overview of cannabis research in Canada

In recent years, cannabis has become a widely accepted substance in Canada and its research efforts have been growing dramatically. As the country continues to explore the potential benefits of cannabis, it is important to understand the current research being conducted, as well as the progress being made in the field.

Canada has been proactive in its cannabis research, investing in a broad range of studies to better understand the plant and its effects on human health. In 2018, the Canadian government announced a $1.4 billion investment in cannabis research, with the goal of understanding the potential therapeutic and medical benefits of the substance. This investment has been used to fund a wide range of research initiatives, from clinical trials to epidemiological studies, with a focus on understanding the potential therapeutic benefits of cannabis.

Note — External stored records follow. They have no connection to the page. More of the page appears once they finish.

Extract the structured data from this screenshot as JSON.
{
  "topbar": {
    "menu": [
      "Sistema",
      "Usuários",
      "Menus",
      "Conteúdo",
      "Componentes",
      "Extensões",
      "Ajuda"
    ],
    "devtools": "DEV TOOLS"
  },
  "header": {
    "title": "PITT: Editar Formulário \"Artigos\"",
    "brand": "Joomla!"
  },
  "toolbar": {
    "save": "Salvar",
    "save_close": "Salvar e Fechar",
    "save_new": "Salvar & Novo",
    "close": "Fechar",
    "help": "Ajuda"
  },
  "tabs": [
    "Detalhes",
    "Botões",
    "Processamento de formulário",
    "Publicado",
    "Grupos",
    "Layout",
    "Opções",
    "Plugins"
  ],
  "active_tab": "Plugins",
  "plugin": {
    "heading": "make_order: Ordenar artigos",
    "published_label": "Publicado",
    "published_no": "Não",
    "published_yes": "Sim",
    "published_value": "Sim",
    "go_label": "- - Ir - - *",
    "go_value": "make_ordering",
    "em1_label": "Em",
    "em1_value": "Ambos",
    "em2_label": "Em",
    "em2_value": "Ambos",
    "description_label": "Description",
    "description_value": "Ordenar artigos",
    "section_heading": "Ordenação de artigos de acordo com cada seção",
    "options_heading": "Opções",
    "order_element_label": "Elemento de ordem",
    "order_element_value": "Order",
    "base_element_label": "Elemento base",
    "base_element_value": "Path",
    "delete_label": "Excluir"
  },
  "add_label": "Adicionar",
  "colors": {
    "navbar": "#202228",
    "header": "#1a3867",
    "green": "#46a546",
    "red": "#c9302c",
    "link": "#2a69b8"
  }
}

In addition to the government’s research efforts, universities and other organizations across Canada have invested heavily in cannabis research. For example, the University of British Columbia has established the Centre for the Advancement of Cannabis Research, which focuses on exploring the potential medical benefits of cannabis, as well as the potential harms associated with its use. Other organizations, such as the Canadian Consortium for the Investigation of Cannabinoids (CCIC) and the Canadian Institutes of Health Research (CIHR) have also conducted and funded various cannabis research initiatives.

Overall, there has been a significant increase in the amount of cannabis research being conducted in Canada. This research has been used to better understand the potential medical benefits of cannabis, as well as the potential harms associated with its use. As the research continues, it is likely that we will gain a better understanding of the potential therapeutic uses of cannabis and its potential for therapeutic use.

Disclaimer: Views expressed here are those of the author and are not a substitute for professional medical advice, diagnosis, or treatment. If you have any medical questions or concerns, please talk to your healthcare practitioner.